Sloppy Writing

I was sloppy when I wrote my post this morning about GiveWell. First a comment from reader Suzy in reference to my claim that Hewlett’s grant to GiveWell “shuts down completely any argument around the validity of GiveWell’s research.”:

Really? This from the man who advocates for foundations talking about their failures? Are you really so sure this isn’t one of those grants Hewlett will look back on and wonder…

Then an emailed comment from Holden Karnofsky, GiveWell’s founder commenting on the same line:

I disagree strongly with your statement. There are plenty of legitimate criticisms of what we do, something I’m sure Hewlett would acknowledge – and no matter what they think, their opinion is still just another opinion. I believe that their support has signaling value, but nobody’s recommendation should be considered to shut down a debate.

OK, I admit my statement was wildly sloppy. What I was trying to say was that the people who have called into question whether GiveWell is credible are proven wrong by this grant. But that doesn’t mean that GiveWell’s research is correct. But I think it would be naive at this point for anyone to argue that it is not credible. By “valid” I simply meant it must be taken seriously, not that it must be accepted as correct. The fault is mine for being sloppy.

That wasn’t my only mistake, Holden also writes:

Would it be possible to change the wording of what you wrote re: Vanguard? We do not consider ourselves to be “partnering” with them, and in fact they have specifically asked us to avoid using that term. We are simply a client of theirs.

Oops. Right. That makes sense. I wasn’t trying to imply that Vanguard and GiveWell were working together in some sort of joint relationship. I was trying to point out that GiveWell was utilizing an administrator and keeping their own focus on charity research. Much like I suggested might work in this comment.

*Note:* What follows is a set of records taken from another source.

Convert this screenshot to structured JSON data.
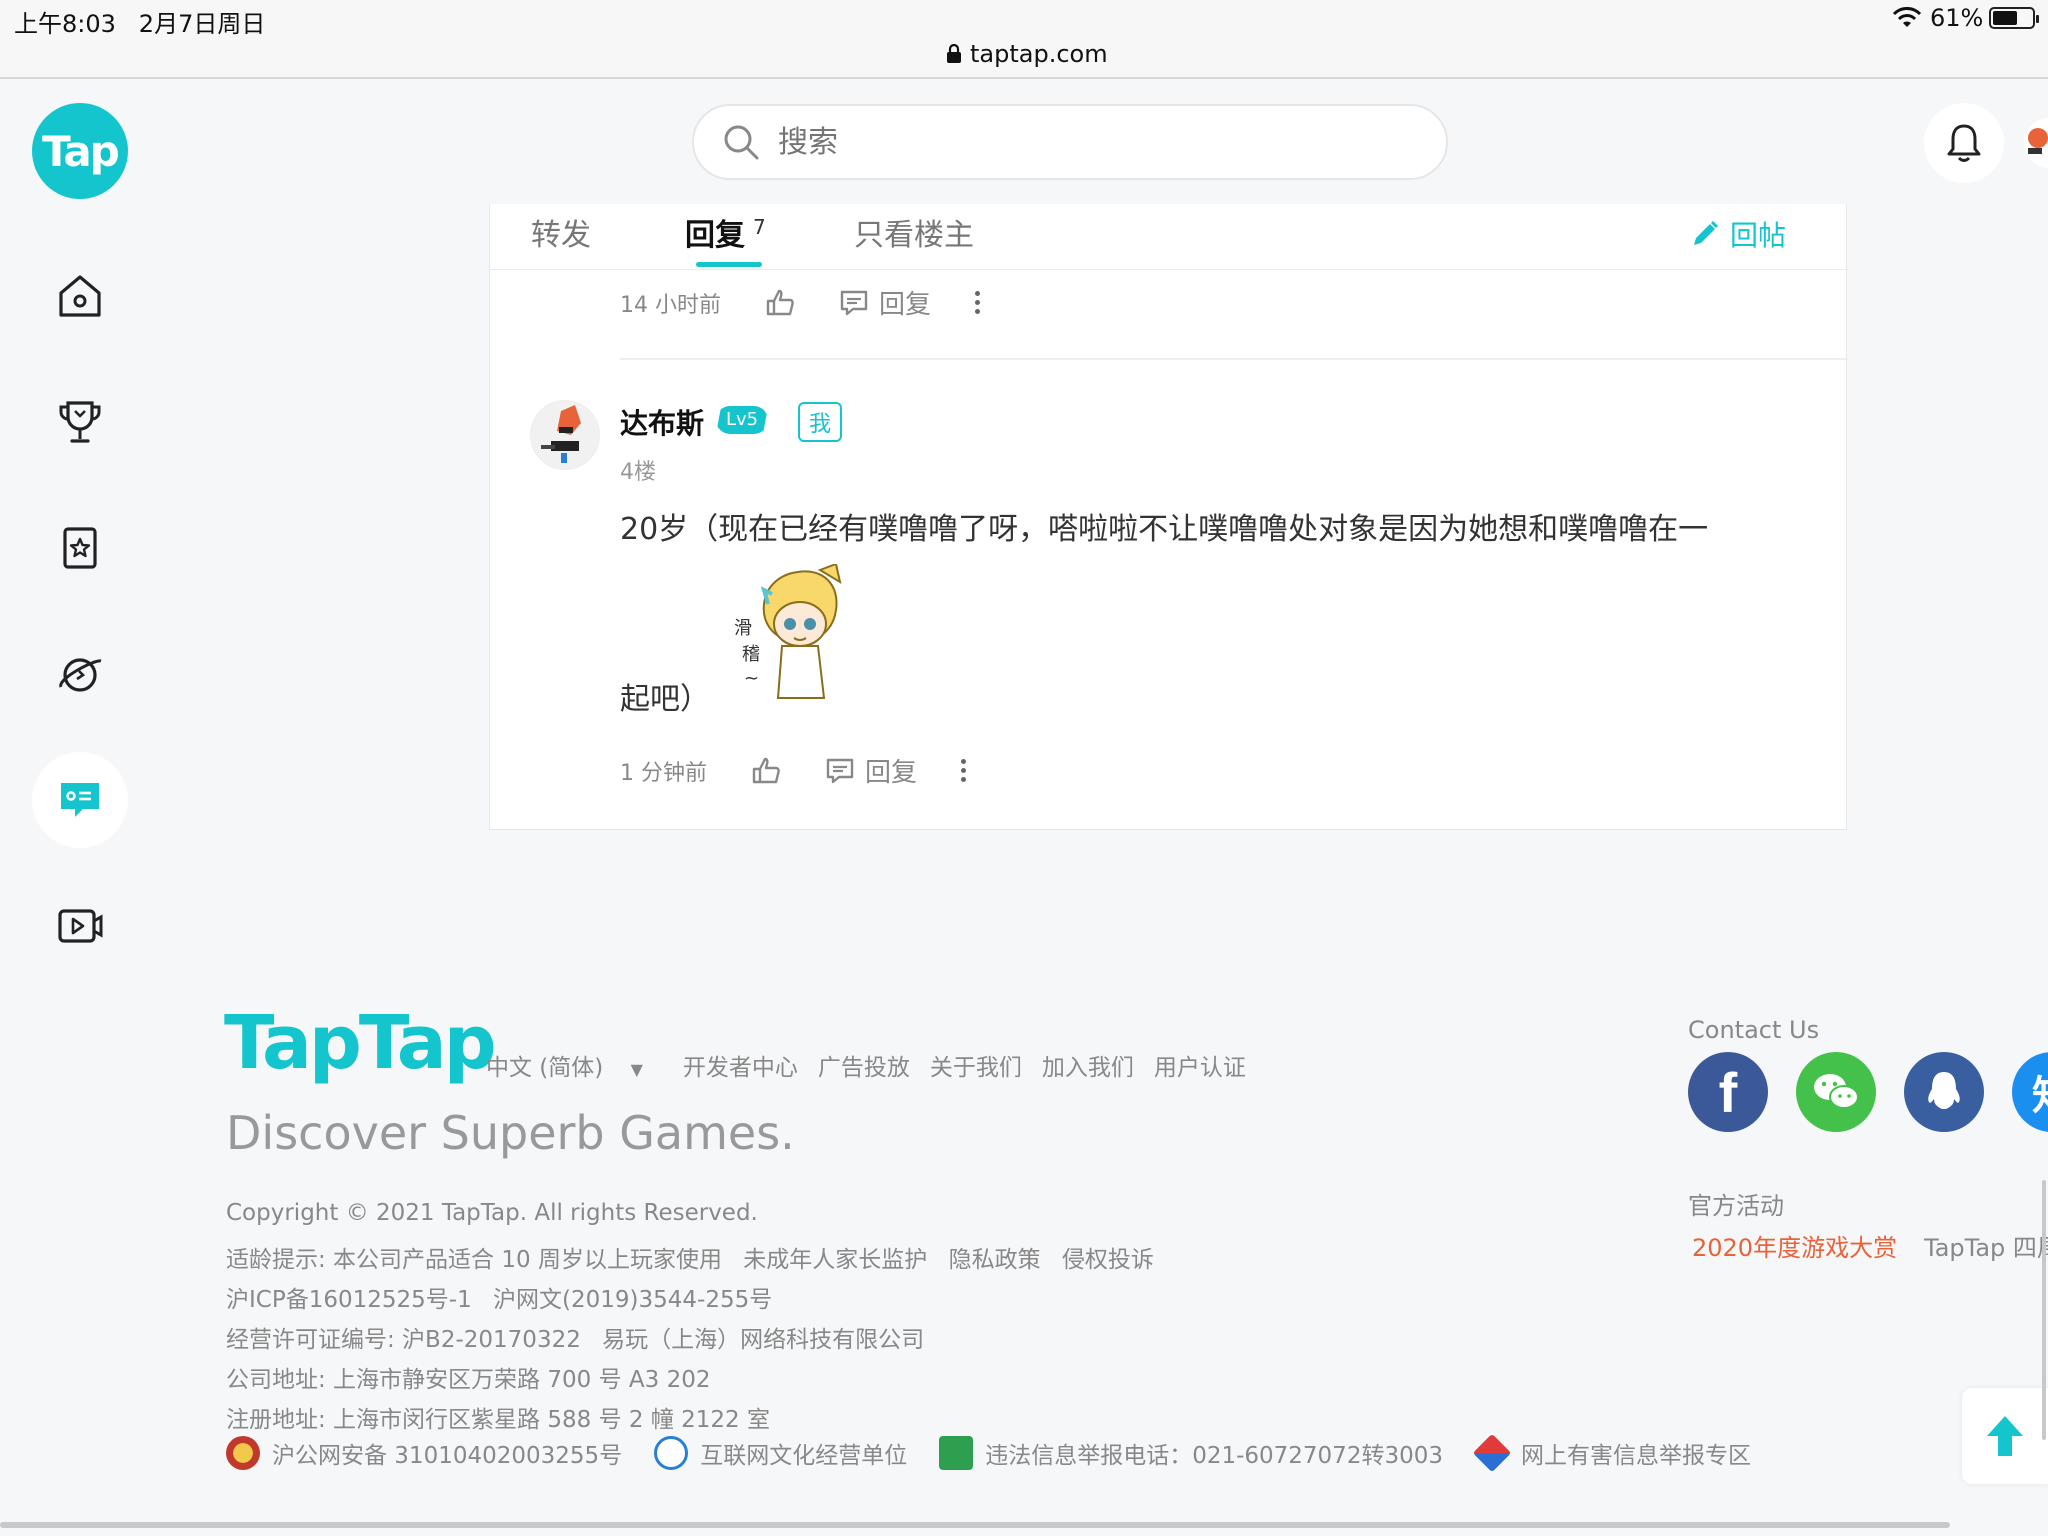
{
  "status_bar": {
    "time": "上午8:03",
    "date": "2月7日周日",
    "url": "taptap.com",
    "battery": "61%"
  },
  "header": {
    "logo_text": "Tap",
    "search_placeholder": "搜索"
  },
  "tabs": {
    "forward": "转发",
    "reply": "回复",
    "reply_count": "7",
    "owner_only": "只看楼主",
    "post_reply": "回帖"
  },
  "prev_comment": {
    "time": "14 小时前",
    "reply_label": "回复"
  },
  "comment": {
    "username": "达布斯",
    "level": "Lv5",
    "me_badge": "我",
    "floor": "4楼",
    "text_line1": "20岁（现在已经有噗噜噜了呀，嗒啦啦不让噗噜噜处对象是因为她想和噗噜噜在一",
    "text_line2": "起吧）",
    "time": "1 分钟前",
    "reply_label": "回复"
  },
  "footer": {
    "brand": "TapTap",
    "links": [
      "中文 (简体)",
      "开发者中心",
      "广告投放",
      "关于我们",
      "加入我们",
      "用户认证"
    ],
    "slogan": "Discover Superb Games.",
    "copyright": "Copyright © 2021 TapTap. All rights Reserved.",
    "age_notice": "适龄提示: 本公司产品适合 10 周岁以上玩家使用",
    "age_links": [
      "未成年人家长监护",
      "隐私政策",
      "侵权投诉"
    ],
    "icp": "沪ICP备16012525号-1",
    "net_culture": "沪网文(2019)3544-255号",
    "license": "经营许可证编号: 沪B2-20170322",
    "company": "易玩（上海）网络科技有限公司",
    "address": "公司地址: 上海市静安区万荣路 700 号 A3 202",
    "reg_address": "注册地址: 上海市闵行区紫星路 588 号 2 幢 2122 室",
    "police": "沪公网安备 31010402003255号",
    "culture_unit": "互联网文化经营单位",
    "report_phone": "违法信息举报电话：021-60727072转3003",
    "harmful_report": "网上有害信息举报专区",
    "contact_title": "Contact Us",
    "zhihu": "知",
    "official_title": "官方活动",
    "activity_1": "2020年度游戏大赏",
    "activity_2": "TapTap 四周"
  },
  "colors": {
    "accent": "#15c5ce",
    "activity": "#e8633a",
    "facebook": "#3b5998",
    "wechat": "#44c14a",
    "qq": "#3a5fa0",
    "zhihu": "#1a8ff0"
  }
}
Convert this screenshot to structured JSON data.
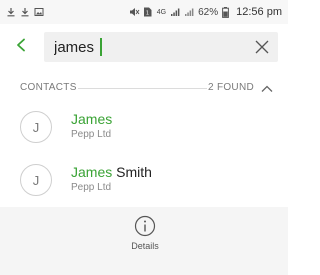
{
  "status_bar": {
    "battery": "62%",
    "time": "12:56 pm",
    "network_label": "4G"
  },
  "search": {
    "value": "james",
    "placeholder": ""
  },
  "section": {
    "title": "CONTACTS",
    "count": "2 FOUND"
  },
  "contacts": [
    {
      "initial": "J",
      "name_match": "James",
      "name_rest": "",
      "org": "Pepp Ltd"
    },
    {
      "initial": "J",
      "name_match": "James",
      "name_rest": " Smith",
      "org": "Pepp Ltd"
    }
  ],
  "bottom": {
    "details_label": "Details"
  },
  "colors": {
    "accent": "#3aa335",
    "muted": "#7a7a7a"
  }
}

Not my best day.

One Comment

  1. Sean, maybe you felt sloppy, but I understand your points entirely. In fact I referenced them in my post about the award.

    This is an important indicator of the seriousness with which people are approaching social investment, which not to put words in your mouth, is to some extent at the core of your (and certainly my) excitement.

    I want GiveWell to succeed because I think something like GiveWell needs to and I believe they will be a learning organization and open to flaws in their methodology if they can be clearly identified.